Above is a picture you won’t see very often – it’s the very first cask of new-make spirit, which was filled at the end of last year. Distilling started just before Christmas so there are just a few casks marked 2017, and as you can see, this is Cask 01, with the signatures of the Distillery Manager Gary, the owners Drew and Helen, and one or two others I haven’t identified yet.

The timing of this is both good and bad for me. Good, because my studies are about to end and I need some gainful employment; bad because I’m still writing up my dissertation and could have done with just another week or two of no extra duties. However it’s only a few tours before the magic dissertation hand-in date so I’ll manage. It’s been most timely that my research project is also about distilling – learning for each has reinforced learning for the other. Distillation is such a rich, fascinating field of enquiry however, that the more I learn, the more ignorant I feel! i.e. the more I know that I don’t know … Maybe that’s a good thing and it certainly keeps me on my toes. Here’s a picture of our low wines in the sensory lab at Abertay – after testing these five, we chose the best and gave it a second distillation and another testing. STV came and filmed us on the job last Tuesday; it’s been a week of brass-necking it.

FSCN0356.JPG That’s all for now; back to the chapter on ‘potential for commercialisation’. Only another week and a half and phew, phew, phew, it’ll all be over.
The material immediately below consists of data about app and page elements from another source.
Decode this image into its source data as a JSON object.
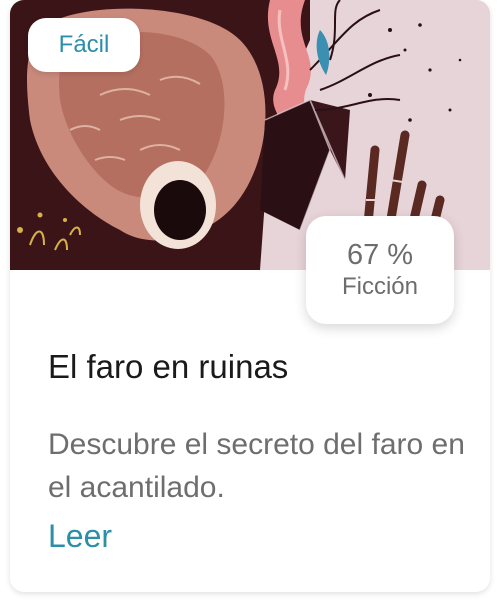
{
  "card": {
    "level": "Fácil",
    "stat_percent": "67 %",
    "stat_genre": "Ficción",
    "title": "El faro en ruinas",
    "description": "Descubre el secreto del faro en el acantilado.",
    "read_label": "Leer"
  },
  "colors": {
    "accent": "#2b8fa8",
    "title": "#1a1a1a",
    "muted": "#6e6e6e"
  }
}
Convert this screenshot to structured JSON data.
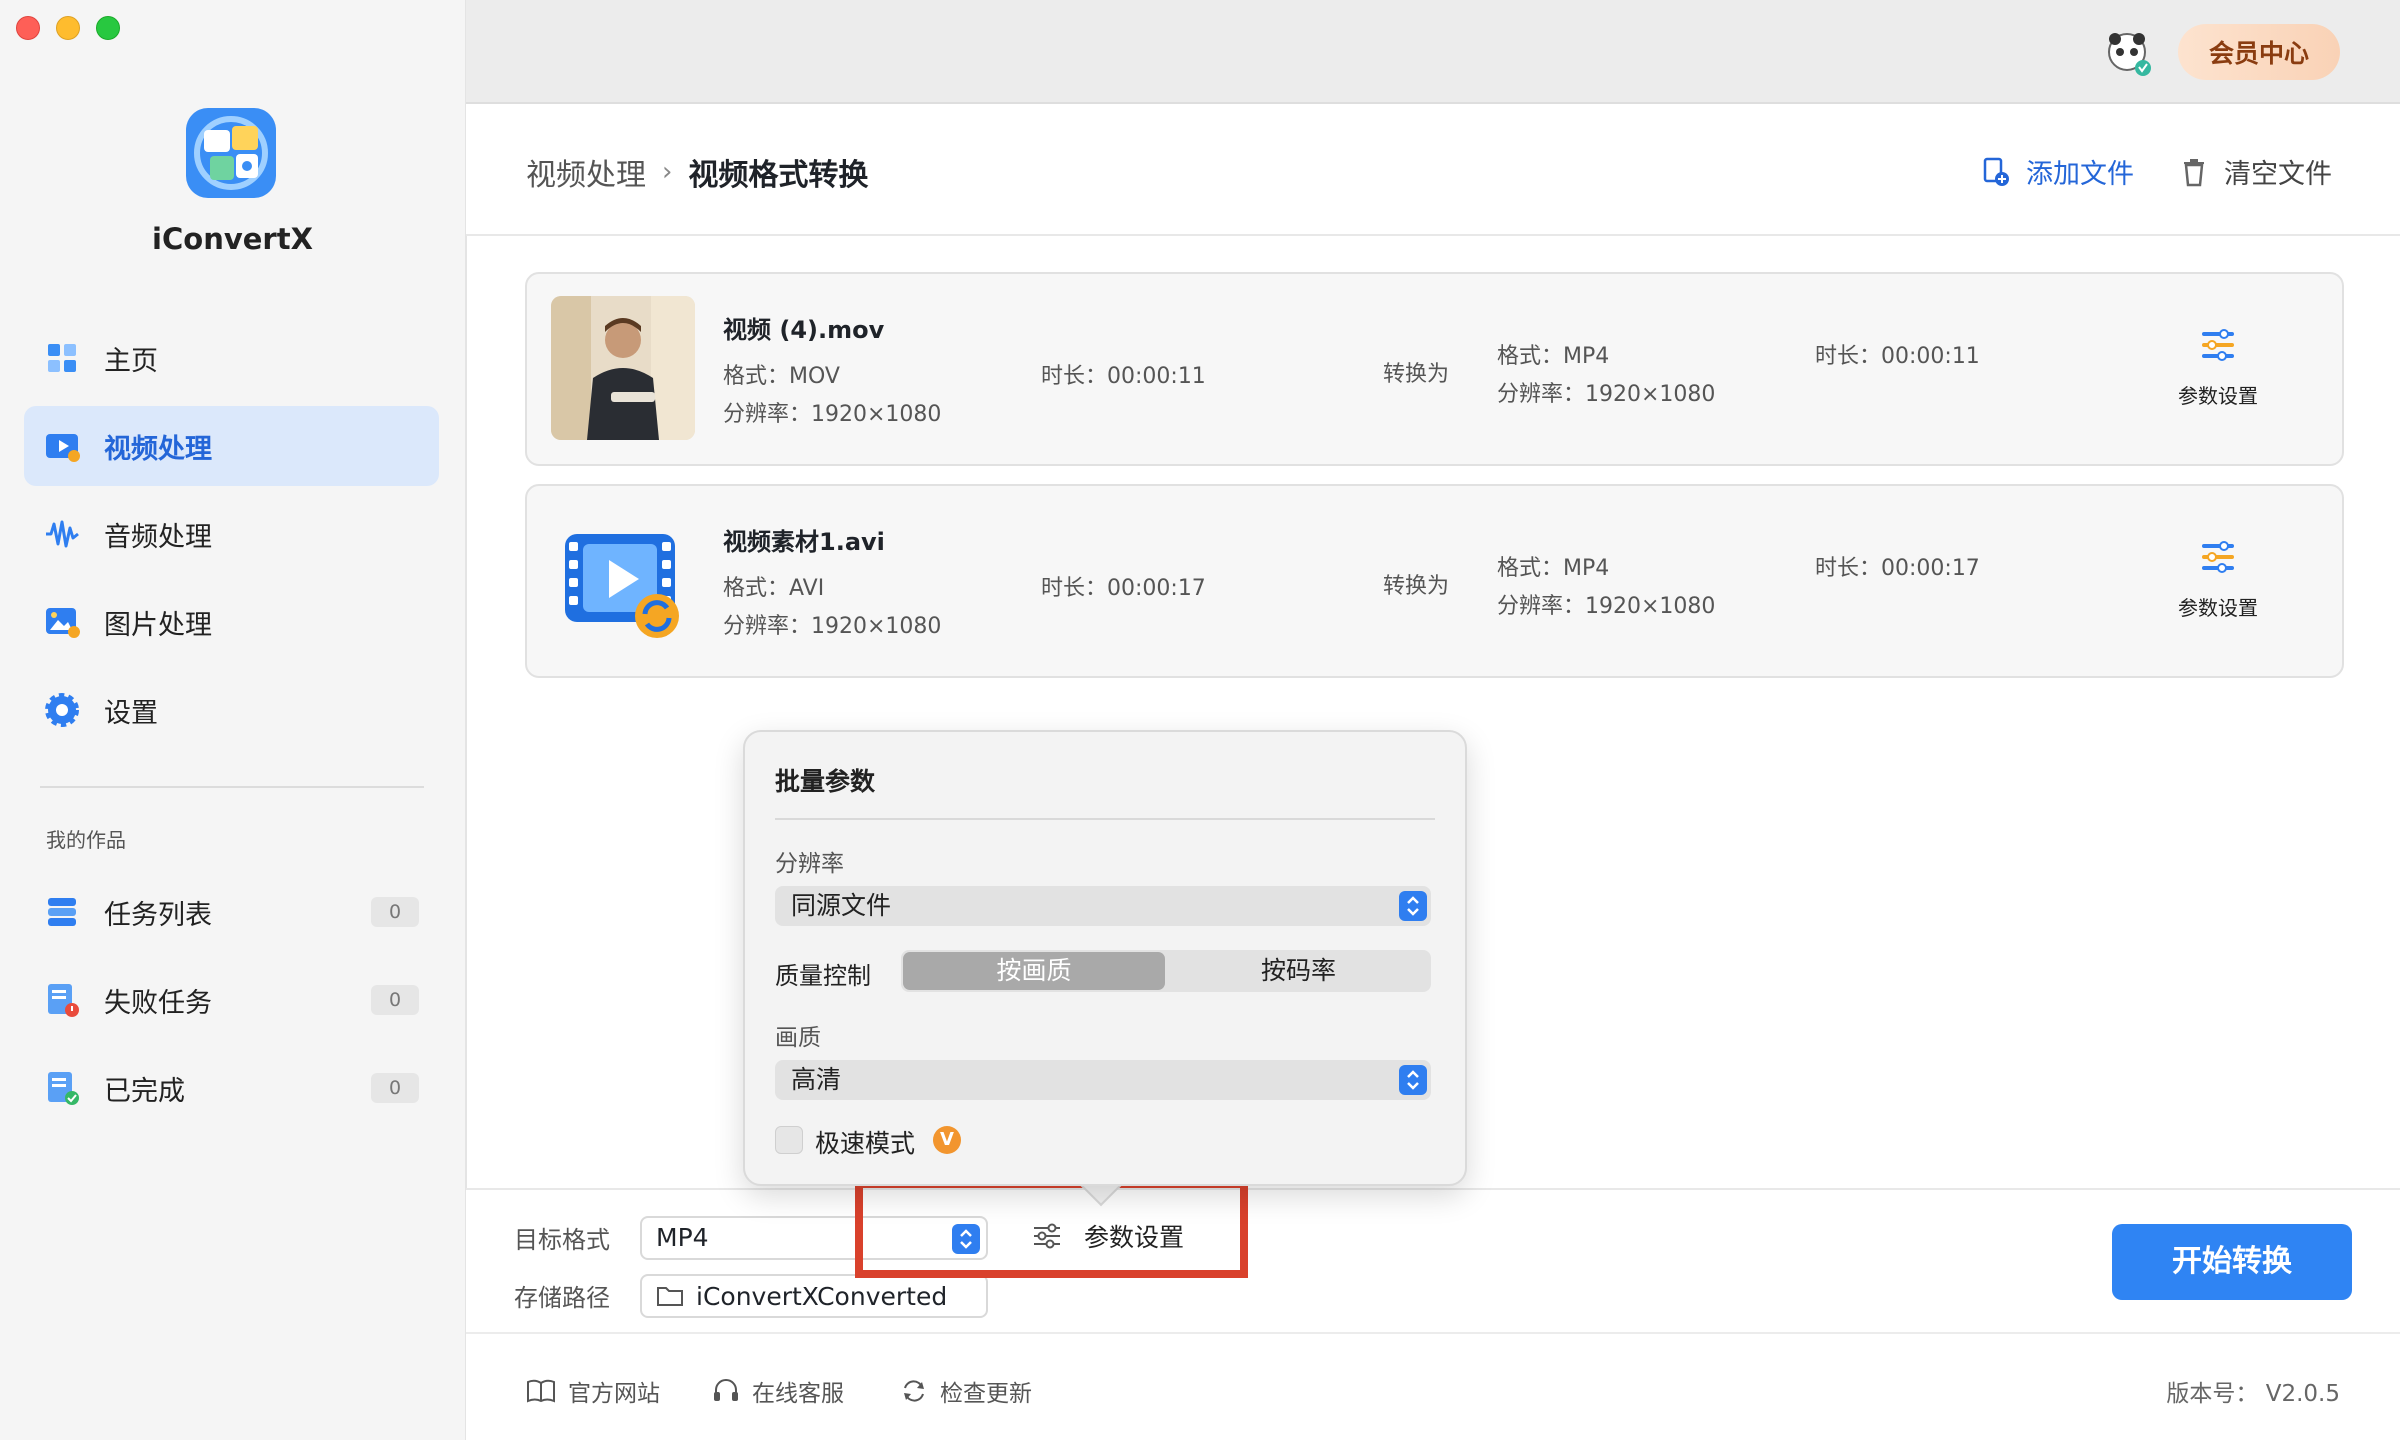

And I’ll have time to learn more thoroughly the history, culture and provenance of my new place of work. And John, here’s wishing you a quick recovery!